  • Closed Ethernet segment and special DLL-layer for the realtime devices
    Realtime is achieved by special protocol, on Layer 2 in the OSI-model, in every device in the realtime segment. For fast realtime cycling down to 0.2ms the segment is closed for IT-traffic. The realtime cycle is divided into slots where one slot is open for normal TCP/IP traffic. With 0.2ms cycle time and eight devices in the segment the slot time is about 22µs which allows for only small TCP/IP messages (up to 200 bytes). Bandwidth available for TCP/IP is approximately 1%.

  • Application protocol on TCP/IP, direct MAC-addressing with prioritised messages for realtime and hardware switching for fast realtime
    Standard TCP/IP messaging in parallel with IT-traffic is used for everything that doesn't need realtime handling. A parallel [virtual] channel is created by according higher priority and direct MAC addressing on packets for realtime operation down to 1ms. A third channel is created for fast realtime down to 0.2ms using a built-in switch in those devices that need fast realtime. These switches reserve one part of the cycle for realtime traffic but leave the major part open for normal TCP/IP IT traffic. Bandwidth for TCP/IP 50-100%.

  • Realtime on TCP/IP achieved by prioritised messages and time synchronisation
    Solutions aimed at motion control in parallel with standard IT traffic running on TCP/IP. The realtime operation is achieved through prioritised messages with a time stamp understood by the synchronised devices. The time latency in switches (up to a few hundred microseconds) is compensated within the devices. Realtime down to about 1ms with a jitter of 10µs. Bandwidth for TCP/IP 90-100%.

  • Realtime achieved on Ethernet physics with built-in electronics and special protocol from OSI Level 2 upwards
    Special messages run on Ethernet physics in a ring or on double cables. The realtime is achieved through builtin electronics (e.g. asic) plus special addressing and protocol. TCP/IP with small messages can be embedded in the special protocol message and then unpacked in a master for forwarding onto the normal Ethernet. Connection of normal Ethernet devices uses hardware gateways. Bandwidth for TCP/IP is about 1%.

  • Conclusion from a device manufacturers view
    Device manufacturers, who want to be successful on the international markets will have to implement all the different system approaches into their devices. Even if there are common functions in Layer 1 – 4, the application protocols and system models are totally different. Implementing the different standards into all the devices, will require a huge amount of development resources.

    The same questions first asked about Fieldbuses 10 years ago are being asked now. There will be no standard Ethernet protocol and your product would probably need to support at least one Industrial Ethernet protocol. So which one do i develop? The answer is not only a performace based solution, but also a demographic question. Where do i want to sell my product? Modbus-TCP has the most installed nodes to date globally and was one of the first Ethernet protocols out on the market. For the USA EtherNet/IP is already well established and supported heavilly by Rockwell Automation and is catching Modbus-TCP at a great pace. For Europe then you also need to add Profinet to this. Recently released and backed by Siemens it will probably be the most important Ethernet protocol that your product might need to support. What about asia, what Ethernet protocols are popular there. This questions again go on and on and there is no definate right answer on which Ethernet protocol to support.

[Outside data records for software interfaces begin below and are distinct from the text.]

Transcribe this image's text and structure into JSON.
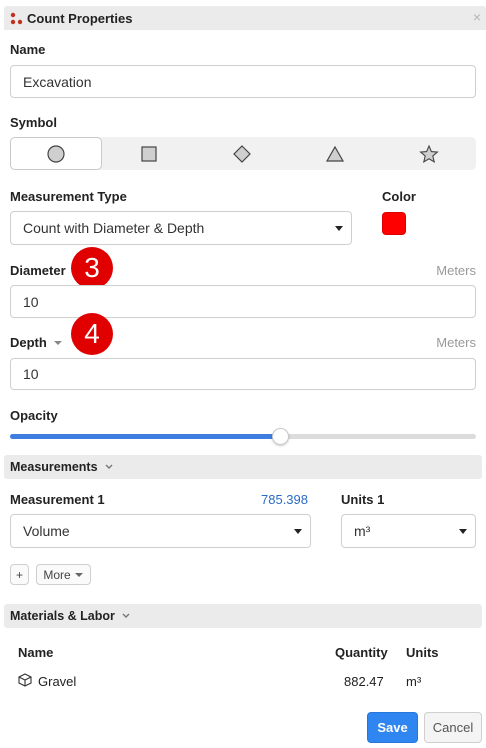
{
  "window": {
    "title": "Count Properties",
    "close_glyph": "×",
    "logo_icon": "count-dots-icon",
    "logo_color": "#c0321f"
  },
  "name_field": {
    "label": "Name",
    "value": "Excavation"
  },
  "symbol": {
    "label": "Symbol",
    "options": [
      "circle",
      "square",
      "diamond",
      "triangle",
      "star"
    ],
    "selected": "circle"
  },
  "measurement_type": {
    "label": "Measurement Type",
    "value": "Count with Diameter & Depth"
  },
  "color": {
    "label": "Color",
    "value": "#ff0000"
  },
  "diameter": {
    "label": "Diameter",
    "unit": "Meters",
    "value": "10",
    "badge": "3"
  },
  "depth": {
    "label": "Depth",
    "unit": "Meters",
    "value": "10",
    "badge": "4"
  },
  "opacity": {
    "label": "Opacity",
    "level_percent": 58
  },
  "measurements_section": {
    "title": "Measurements",
    "measurement_label": "Measurement 1",
    "measurement_value": "785.398",
    "units_label": "Units 1",
    "measurement_select": "Volume",
    "units_select": "m³",
    "add_label": "+",
    "more_label": "More"
  },
  "materials_section": {
    "title": "Materials & Labor",
    "columns": [
      "Name",
      "Quantity",
      "Units"
    ],
    "rows": [
      {
        "name": "Gravel",
        "quantity": "882.47",
        "units": "m³",
        "icon": "cube-icon"
      }
    ]
  },
  "footer": {
    "save_label": "Save",
    "cancel_label": "Cancel"
  },
  "colors": {
    "accent": "#2f86f0",
    "badge": "#e00000",
    "slider_fill": "#3d7ee0",
    "link": "#2b6cc4"
  }
}
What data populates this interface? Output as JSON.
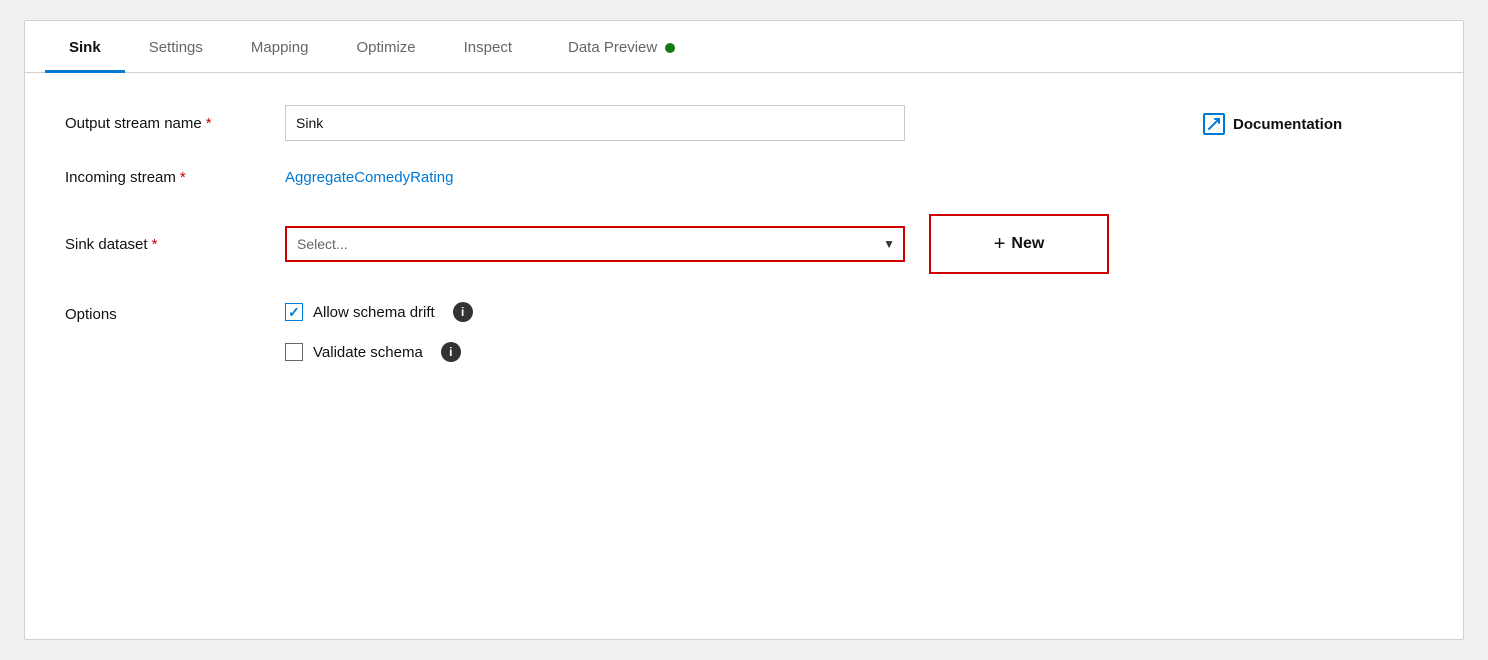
{
  "tabs": [
    {
      "id": "sink",
      "label": "Sink",
      "active": true
    },
    {
      "id": "settings",
      "label": "Settings",
      "active": false
    },
    {
      "id": "mapping",
      "label": "Mapping",
      "active": false
    },
    {
      "id": "optimize",
      "label": "Optimize",
      "active": false
    },
    {
      "id": "inspect",
      "label": "Inspect",
      "active": false
    },
    {
      "id": "data-preview",
      "label": "Data Preview",
      "active": false
    }
  ],
  "status_dot_color": "#107c10",
  "form": {
    "output_stream_name_label": "Output stream name",
    "output_stream_name_required": "*",
    "output_stream_name_value": "Sink",
    "incoming_stream_label": "Incoming stream",
    "incoming_stream_required": "*",
    "incoming_stream_link": "AggregateComedyRating",
    "sink_dataset_label": "Sink dataset",
    "sink_dataset_required": "*",
    "sink_dataset_placeholder": "Select...",
    "options_label": "Options",
    "allow_schema_drift_label": "Allow schema drift",
    "allow_schema_drift_checked": true,
    "validate_schema_label": "Validate schema",
    "validate_schema_checked": false
  },
  "buttons": {
    "new_label": "New",
    "new_plus": "+"
  },
  "documentation": {
    "label": "Documentation",
    "icon_symbol": "⤢"
  }
}
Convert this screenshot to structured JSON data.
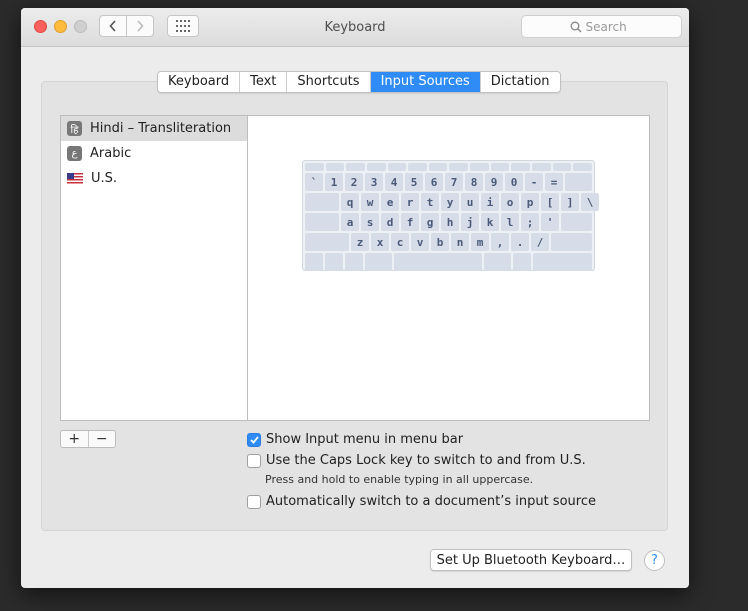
{
  "window": {
    "title": "Keyboard",
    "search_placeholder": "Search"
  },
  "toolbar": {
    "back_icon": "chevron-left-icon",
    "forward_icon": "chevron-right-icon",
    "grid_icon": "app-grid-icon",
    "search_icon": "search-icon"
  },
  "tabs": [
    {
      "label": "Keyboard",
      "active": false
    },
    {
      "label": "Text",
      "active": false
    },
    {
      "label": "Shortcuts",
      "active": false
    },
    {
      "label": "Input Sources",
      "active": true
    },
    {
      "label": "Dictation",
      "active": false
    }
  ],
  "sources": [
    {
      "label": "Hindi – Transliteration",
      "icon_text": "हि",
      "selected": true
    },
    {
      "label": "Arabic",
      "icon_text": "ع",
      "selected": false
    },
    {
      "label": "U.S.",
      "icon": "us-flag-icon",
      "selected": false
    }
  ],
  "keyboard": {
    "row1": [
      "`",
      "1",
      "2",
      "3",
      "4",
      "5",
      "6",
      "7",
      "8",
      "9",
      "0",
      "-",
      "="
    ],
    "row2": [
      "q",
      "w",
      "e",
      "r",
      "t",
      "y",
      "u",
      "i",
      "o",
      "p",
      "[",
      "]",
      "\\"
    ],
    "row3": [
      "a",
      "s",
      "d",
      "f",
      "g",
      "h",
      "j",
      "k",
      "l",
      ";",
      "'"
    ],
    "row4": [
      "z",
      "x",
      "c",
      "v",
      "b",
      "n",
      "m",
      ",",
      ".",
      "/"
    ]
  },
  "list_controls": {
    "add": "+",
    "remove": "−"
  },
  "options": {
    "show_input_menu": {
      "label": "Show Input menu in menu bar",
      "checked": true
    },
    "caps_lock": {
      "label": "Use the Caps Lock key to switch to and from U.S.",
      "checked": false
    },
    "caps_lock_hint": "Press and hold to enable typing in all uppercase.",
    "auto_switch": {
      "label": "Automatically switch to a document’s input source",
      "checked": false
    }
  },
  "footer": {
    "bluetooth_button": "Set Up Bluetooth Keyboard…",
    "help": "?"
  },
  "colors": {
    "accent": "#2f8cf7",
    "close": "#fc605c",
    "minimize": "#fdbc40"
  }
}
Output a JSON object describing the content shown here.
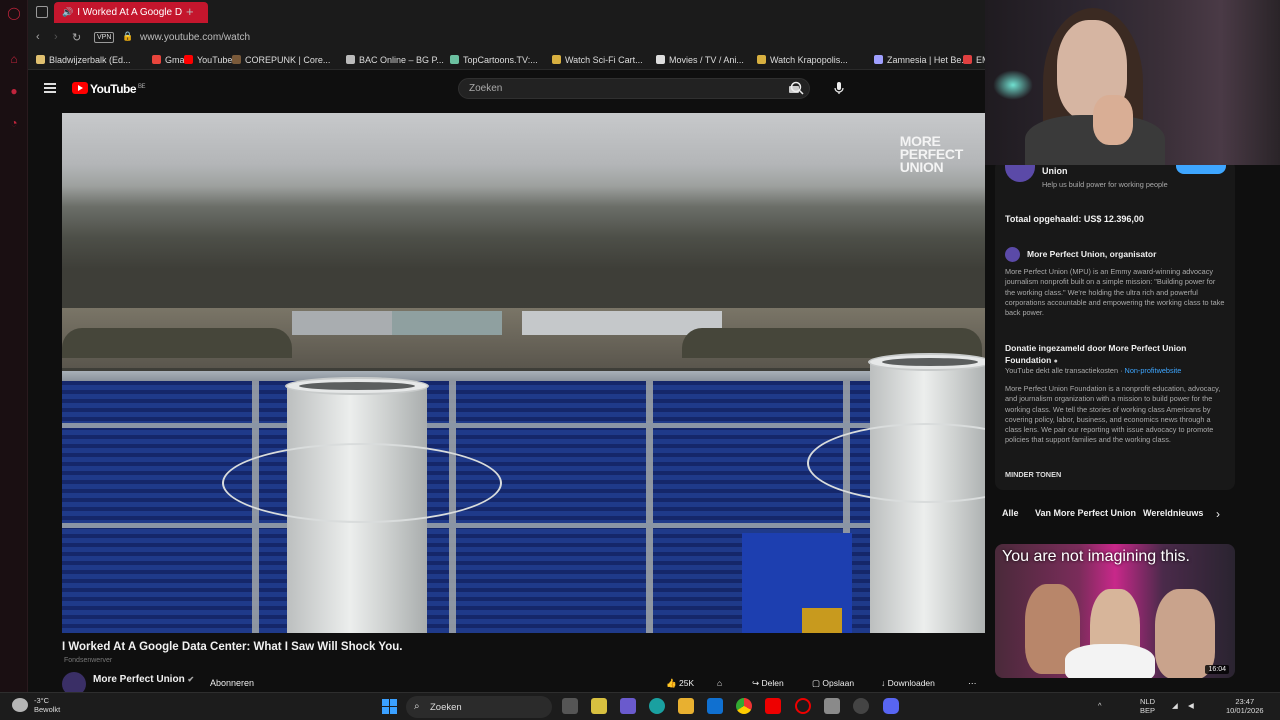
{
  "browser": {
    "tab_title": "I Worked At A Google D",
    "url": "www.youtube.com/watch",
    "vpn_label": "VPN",
    "bookmarks": [
      {
        "label": "Bladwijzerbalk (Ed...",
        "color": "#e0c070"
      },
      {
        "label": "Gmail",
        "color": "#e8453c"
      },
      {
        "label": "YouTube",
        "color": "#ff0000"
      },
      {
        "label": "COREPUNK | Core...",
        "color": "#7a5a3a"
      },
      {
        "label": "BAC Online – BG P...",
        "color": "#bbbbbb"
      },
      {
        "label": "TopCartoons.TV:...",
        "color": "#6bc0a0"
      },
      {
        "label": "Watch Sci-Fi Cart...",
        "color": "#d8b040"
      },
      {
        "label": "Movies / TV / Ani...",
        "color": "#dddddd"
      },
      {
        "label": "Watch Krapopolis...",
        "color": "#d8b040"
      },
      {
        "label": "Zamnesia | Het Be...",
        "color": "#a0a0ff"
      },
      {
        "label": "EM",
        "color": "#e04040"
      }
    ]
  },
  "youtube": {
    "logo_text": "YouTube",
    "region": "BE",
    "search_placeholder": "Zoeken"
  },
  "video": {
    "watermark_line1": "MORE",
    "watermark_line2": "PERFECT",
    "watermark_line3": "UNION",
    "title": "I Worked At A Google Data Center: What I Saw Will Shock You.",
    "fundraiser_label": "Fondsenwerver",
    "channel": "More Perfect Union",
    "subscribe_label": "Abonneren",
    "likes": "25K",
    "share_label": "Delen",
    "save_label": "Opslaan",
    "download_label": "Downloaden"
  },
  "fundraiser_panel": {
    "org_name": "Union",
    "org_tagline": "Help us build power for working people",
    "total_raised": "Totaal opgehaald: US$ 12.396,00",
    "organizer_name": "More Perfect Union, organisator",
    "organizer_desc": "More Perfect Union (MPU) is an Emmy award-winning advocacy journalism nonprofit built on a simple mission: \"Building power for the working class.\" We're holding the ultra rich and powerful corporations accountable and empowering the working class to take back power.",
    "donation_heading": "Donatie ingezameld door More Perfect Union Foundation",
    "fees_note": "YouTube dekt alle transactiekosten",
    "nonprofit_link": "Non-profitwebsite",
    "foundation_desc": "More Perfect Union Foundation is a nonprofit education, advocacy, and journalism organization with a mission to build power for the working class. We tell the stories of working class Americans by covering policy, labor, business, and economics news through a class lens. We pair our reporting with issue advocacy to promote policies that support families and the working class.",
    "show_less": "MINDER TONEN"
  },
  "chips": [
    "Alle",
    "Van More Perfect Union",
    "Wereldnieuws"
  ],
  "recommendation": {
    "thumb_caption": "You are not imagining this.",
    "duration": "16:04"
  },
  "taskbar": {
    "temperature": "-3°C",
    "weather": "Bewolkt",
    "search_label": "Zoeken",
    "lang1": "NLD",
    "lang2": "BEP",
    "time": "23:47",
    "date": "10/01/2026"
  }
}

    Conclusion from an End users view
    Compared to the status of the situation with the conventional Fieldbus systems, users have good reasons to be optimistic about the future of Industrial Ethernet. Simply the fact that all upcoming Ethernet-based industrial networks all use the same data transmission technology is a considerable advantage in comparison to the large number of different transmission technologies of the fieldbusses. On top of the unique Ethernet physical layer, there will be several different and non-interoperable Industrial Ethernet application protocols.

    From today's view, Industrial Ethernet will not replace the conventional fieldbusses. Instead it will open new applications and will support the migration towards distributed intelligence in automation.